With real estate management expertise in such short supply, how do you retain the best talent? Andrew Livesey reports

The ‘War for Talent' has been widely debated ever since 1998 when McKinsey & Co published the results of a year-long study of working trends involving 77 companies and almost 6,000 managers and executives. McKinsey's findings were confident and conclusive: "The most important resource over the next 20 years (from 1998) will be talent: smart, sophisticated business people who are technologically literate, globally astute and operationally agile. And even as the demand for talent goes up, the supply of it will be going down."
Ten years since this study took place there has never been a more apposite topic for the real estate industry. As private and institutional investment flooded into the real estate market over the past few years, the number of job opportunities rose tenfold.
This peaked last year when companies faced a particularly fierce, candidate-driven market and battled to recruit the best individuals for the job, while struggling to retain their existing employees. Consequently, the industry saw an unusually high level of staff turnover and a very dramatic rise in remuneration levels.
This imbalance in supply and demand of qualified property professionals has been exaggerated by the recession of the early 1990s, when firms did not recruit graduates.
There are now a limited number of workers in the mid-thirties age-bracket, resulting in a small pool of talent for middle management vacancies. In the wider sense, the reasons for a shortage in executive talent revolve around a growing economy, changing demographics, a surge in emerging markets and a general shift in attitude towards work.
Firstly, there is the problem of an ageing and migrating population. According to the Wall Street Journal, ‘the tip of the baby-boom generation is 57 years old and starting to retire. That age group ranges down to 39-year-olds, and the generation below the baby boomers is only half the size. Despite new legislation, ageism is still, in our view, rife in every industry, and real estate is no exception.
The demands of long working hours, pressure to perform and frequent travel lead most clients to a younger and hungrier professional with fewer family commitments.
Despite this, there's no doubt that today's executive is a more discerning employee who wants a better work-life balance. Add to this the increasing number of professionals who, according to a recent survey by the Economist, are choosing to progress their careers in emerging markets such as China, India and the Middle East, and one can start to understand why the executive talent pool is leaking.
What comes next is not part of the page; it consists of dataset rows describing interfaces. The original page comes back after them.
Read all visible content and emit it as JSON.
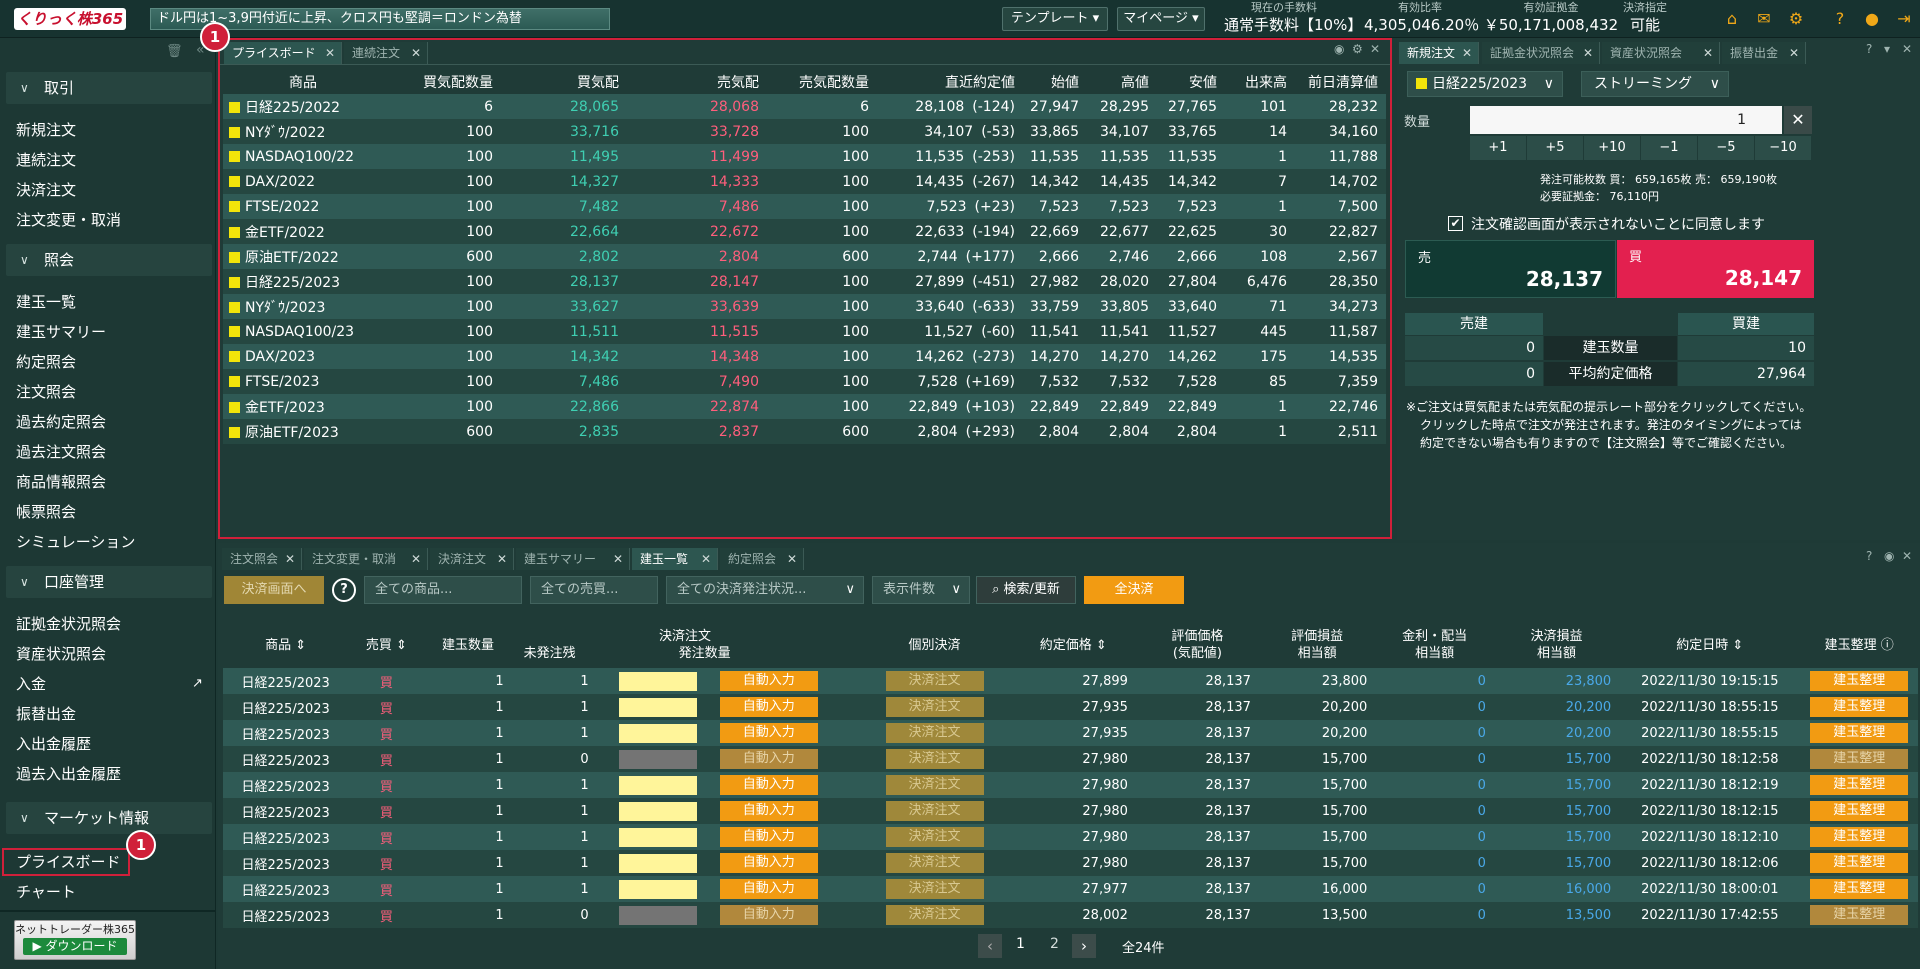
{
  "header": {
    "logo": "くりっく株365",
    "ticker": "ドル円は1~3,9円付近に上昇、クロス円も堅調＝ロンドン為替",
    "template_label": "テンプレート",
    "mypage_label": "マイページ",
    "fee_label": "現在の手数料",
    "fee_value": "通常手数料【10%】",
    "margin_ratio_label": "有効比率",
    "margin_ratio_value": "4,305,046.20％",
    "effective_margin_label": "有効証拠金",
    "effective_margin_value": "￥50,171,008,432",
    "settlement_label": "決済指定",
    "settlement_value": "可能"
  },
  "sidebar": {
    "sections": [
      {
        "title": "取引",
        "items": [
          "新規注文",
          "連続注文",
          "決済注文",
          "注文変更・取消"
        ]
      },
      {
        "title": "照会",
        "items": [
          "建玉一覧",
          "建玉サマリー",
          "約定照会",
          "注文照会",
          "過去約定照会",
          "過去注文照会",
          "商品情報照会",
          "帳票照会",
          "シミュレーション"
        ]
      },
      {
        "title": "口座管理",
        "items": [
          "証拠金状況照会",
          "資産状況照会",
          "入金",
          "振替出金",
          "入出金履歴",
          "過去入出金履歴"
        ]
      },
      {
        "title": "マーケット情報",
        "items": [
          "プライスボード",
          "チャート"
        ]
      }
    ],
    "download_top": "ネットトレーダー株365",
    "download_bottom": "ダウンロード",
    "badge": "1"
  },
  "priceboard": {
    "tabs": [
      "プライスボード",
      "連続注文"
    ],
    "headers": [
      "商品",
      "買気配数量",
      "買気配",
      "売気配",
      "売気配数量",
      "直近約定値",
      "始値",
      "高値",
      "安値",
      "出来高",
      "前日清算値"
    ],
    "rows": [
      [
        "日経225/2022",
        "6",
        "28,065",
        "28,068",
        "6",
        "28,108",
        "(-124)",
        "27,947",
        "28,295",
        "27,765",
        "101",
        "28,232"
      ],
      [
        "NYﾀﾞｳ/2022",
        "100",
        "33,716",
        "33,728",
        "100",
        "34,107",
        "(-53)",
        "33,865",
        "34,107",
        "33,765",
        "14",
        "34,160"
      ],
      [
        "NASDAQ100/22",
        "100",
        "11,495",
        "11,499",
        "100",
        "11,535",
        "(-253)",
        "11,535",
        "11,535",
        "11,535",
        "1",
        "11,788"
      ],
      [
        "DAX/2022",
        "100",
        "14,327",
        "14,333",
        "100",
        "14,435",
        "(-267)",
        "14,342",
        "14,435",
        "14,342",
        "7",
        "14,702"
      ],
      [
        "FTSE/2022",
        "100",
        "7,482",
        "7,486",
        "100",
        "7,523",
        "(+23)",
        "7,523",
        "7,523",
        "7,523",
        "1",
        "7,500"
      ],
      [
        "金ETF/2022",
        "100",
        "22,664",
        "22,672",
        "100",
        "22,633",
        "(-194)",
        "22,669",
        "22,677",
        "22,625",
        "30",
        "22,827"
      ],
      [
        "原油ETF/2022",
        "600",
        "2,802",
        "2,804",
        "600",
        "2,744",
        "(+177)",
        "2,666",
        "2,746",
        "2,666",
        "108",
        "2,567"
      ],
      [
        "日経225/2023",
        "100",
        "28,137",
        "28,147",
        "100",
        "27,899",
        "(-451)",
        "27,982",
        "28,020",
        "27,804",
        "6,476",
        "28,350"
      ],
      [
        "NYﾀﾞｳ/2023",
        "100",
        "33,627",
        "33,639",
        "100",
        "33,640",
        "(-633)",
        "33,759",
        "33,805",
        "33,640",
        "71",
        "34,273"
      ],
      [
        "NASDAQ100/23",
        "100",
        "11,511",
        "11,515",
        "100",
        "11,527",
        "(-60)",
        "11,541",
        "11,541",
        "11,527",
        "445",
        "11,587"
      ],
      [
        "DAX/2023",
        "100",
        "14,342",
        "14,348",
        "100",
        "14,262",
        "(-273)",
        "14,270",
        "14,270",
        "14,262",
        "175",
        "14,535"
      ],
      [
        "FTSE/2023",
        "100",
        "7,486",
        "7,490",
        "100",
        "7,528",
        "(+169)",
        "7,532",
        "7,532",
        "7,528",
        "85",
        "7,359"
      ],
      [
        "金ETF/2023",
        "100",
        "22,866",
        "22,874",
        "100",
        "22,849",
        "(+103)",
        "22,849",
        "22,849",
        "22,849",
        "1",
        "22,746"
      ],
      [
        "原油ETF/2023",
        "600",
        "2,835",
        "2,837",
        "600",
        "2,804",
        "(+293)",
        "2,804",
        "2,804",
        "2,804",
        "1",
        "2,511"
      ]
    ]
  },
  "order": {
    "tabs": [
      "新規注文",
      "証拠金状況照会",
      "資産状況照会",
      "振替出金"
    ],
    "product": "日経225/2023",
    "mode": "ストリーミング",
    "qty_label": "数量",
    "qty_value": "1",
    "steps": [
      "+1",
      "+5",
      "+10",
      "−1",
      "−5",
      "−10"
    ],
    "avail": "発注可能枚数 買： 659,165枚 売： 659,190枚",
    "req_margin": "必要証拠金： 76,110円",
    "confirm_text": "注文確認画面が表示されないことに同意します",
    "sell_label": "売",
    "sell_price": "28,137",
    "buy_label": "買",
    "buy_price": "28,147",
    "pos_sell_label": "売建",
    "pos_buy_label": "買建",
    "pos_qty_label": "建玉数量",
    "pos_avg_label": "平均約定価格",
    "pos_sell_qty": "0",
    "pos_buy_qty": "10",
    "pos_sell_avg": "0",
    "pos_buy_avg": "27,964",
    "note1": "※ご注文は買気配または売気配の提示レート部分をクリックしてください。",
    "note2": "クリックした時点で注文が発注されます。発注のタイミングによっては",
    "note3": "約定できない場合も有りますので【注文照会】等でご確認ください。"
  },
  "positions": {
    "tabs": [
      "注文照会",
      "注文変更・取消",
      "決済注文",
      "建玉サマリー",
      "建玉一覧",
      "約定照会"
    ],
    "settle_screen": "決済画面へ",
    "filter_product": "全ての商品...",
    "filter_side": "全ての売買...",
    "filter_status": "全ての決済発注状況...",
    "filter_count": "表示件数",
    "search_label": "検索/更新",
    "all_settle": "全決済",
    "headers": [
      "商品",
      "売買",
      "建玉数量",
      "決済注文",
      "未発注残",
      "発注数量",
      "個別決済",
      "約定価格",
      "評価価格",
      "(気配値)",
      "評価損益",
      "相当額",
      "金利・配当",
      "相当額",
      "決済損益",
      "相当額",
      "約定日時",
      "建玉整理"
    ],
    "auto_label": "自動入力",
    "settle_label": "決済注文",
    "manage_label": "建玉整理",
    "rows": [
      [
        "日経225/2023",
        "買",
        "1",
        "1",
        "27,899",
        "28,137",
        "23,800",
        "0",
        "23,800",
        "2022/11/30 19:15:15"
      ],
      [
        "日経225/2023",
        "買",
        "1",
        "1",
        "27,935",
        "28,137",
        "20,200",
        "0",
        "20,200",
        "2022/11/30 18:55:15"
      ],
      [
        "日経225/2023",
        "買",
        "1",
        "1",
        "27,935",
        "28,137",
        "20,200",
        "0",
        "20,200",
        "2022/11/30 18:55:15"
      ],
      [
        "日経225/2023",
        "買",
        "1",
        "0",
        "27,980",
        "28,137",
        "15,700",
        "0",
        "15,700",
        "2022/11/30 18:12:58"
      ],
      [
        "日経225/2023",
        "買",
        "1",
        "1",
        "27,980",
        "28,137",
        "15,700",
        "0",
        "15,700",
        "2022/11/30 18:12:19"
      ],
      [
        "日経225/2023",
        "買",
        "1",
        "1",
        "27,980",
        "28,137",
        "15,700",
        "0",
        "15,700",
        "2022/11/30 18:12:15"
      ],
      [
        "日経225/2023",
        "買",
        "1",
        "1",
        "27,980",
        "28,137",
        "15,700",
        "0",
        "15,700",
        "2022/11/30 18:12:10"
      ],
      [
        "日経225/2023",
        "買",
        "1",
        "1",
        "27,980",
        "28,137",
        "15,700",
        "0",
        "15,700",
        "2022/11/30 18:12:06"
      ],
      [
        "日経225/2023",
        "買",
        "1",
        "1",
        "27,977",
        "28,137",
        "16,000",
        "0",
        "16,000",
        "2022/11/30 18:00:01"
      ],
      [
        "日経225/2023",
        "買",
        "1",
        "0",
        "28,002",
        "28,137",
        "13,500",
        "0",
        "13,500",
        "2022/11/30 17:42:55"
      ]
    ],
    "pages": [
      "1",
      "2"
    ],
    "total": "全24件"
  },
  "colors": {
    "bid": "#3fcfb2",
    "ask": "#ff5e7c",
    "accent": "#f29b12",
    "highlight": "#d0203a"
  }
}
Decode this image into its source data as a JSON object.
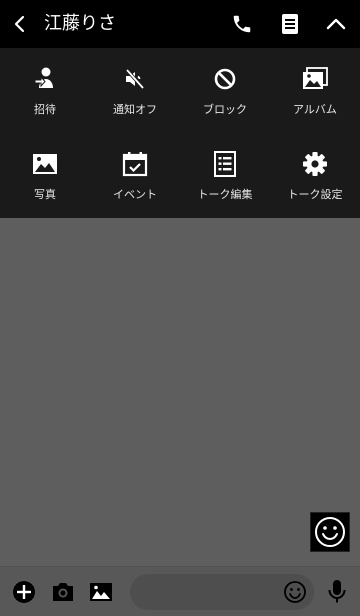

For pension fund managers, the problem is amplified. Not only are these companies competing between themselves to produce higher than average IRRs, they also have to contend with an influx of more entrepreneurial, boutique vulture funds poaching their best professionals.
Top tier fund managers have been at liberty to name their price as companies battle for the most prodigious talent to run their investments. In some cases, executives have been lured away by 50% base salary increases and guaranteed bonuses of up to 200%.
Who can blame these real estate fund managers for grabbing these opportunities when, for many years, they were the poor relative to other asset classes? As the market climate changes, however, one hopes that they have realistically weighed up the benefits of a fat salary against long-term job security.
With a greater sense of ambiguity hanging over the market in 2008, the decision to work for a smaller, higher risk firm could turn out to be short sighted.
In such challenging times, it is all too easy for companies to dilute bonus incentives and focus more on the business than the staff. However, now is the time to focus on retaining your top talent. With consolidation rather than expansion very much the by-word among our clients at present, pension fund managers need to think very carefully about how they continue to develop and motivate their key staff. Remuneration alone will simply not suffice and as a result companies are having to consider more creative ways of encouraging performance.
These incentives include flexible working hours, provision of mentoring and coaching, more paid (and unpaid) holiday days each year, flexible working locations (work, home etc.) and very closely defined Key Performance Indicators for their top executives.
The commercial real estate market has been buoyant for several years with relatively easy money to be made and it now seems that the time has come for the industry to correct itself. From a top-end recruitment perspective, there is also an increasing sense of unease. Summit has already had some director-level assignments put on hold due to this impending uncertainty and an increasing amount of companies are issuing recruitment freezes for the next three to four months.
Despite this, there are still a number of senior level opportunities as the sector continues to need high calibre professionals to drive businesses forward, albeit the emphasis of these positions seems to have switched from an investment focus to asset management and development. If anything, the market is moving in favour of the more established pension funds where there is a steady investment stream.
This more difficult market will be a real test for the many professionals who have negotiated large salary increases over the past couple of years. Employers will expect high performance and return for their money and it would come as no surprise to see some fall-out as low-quality investors are flushed out of the market.
This should also lead to a better balance in the supply and demand of real estate executives. However, the ‘damage', to some extent, has already been done.
From our experience, the average remuneration of a fund manager at director level is now between £120,000 and £150,000 plus 100% to 200% bonuses and benefits (including long term incentive plans or fund equity where possible), which is significantly more than two years ago.
It has, however, narrowed the gap in pay between real estate investment managers and investment managers responsible for other asset classes.
For the industry as a whole, this alignment has been long overdue yet no one expected it to happen quite so quickly or ferociously and it will be interesting to see how it pans out.

Andrew Livesey is founder and managing director of Summit Search and Selection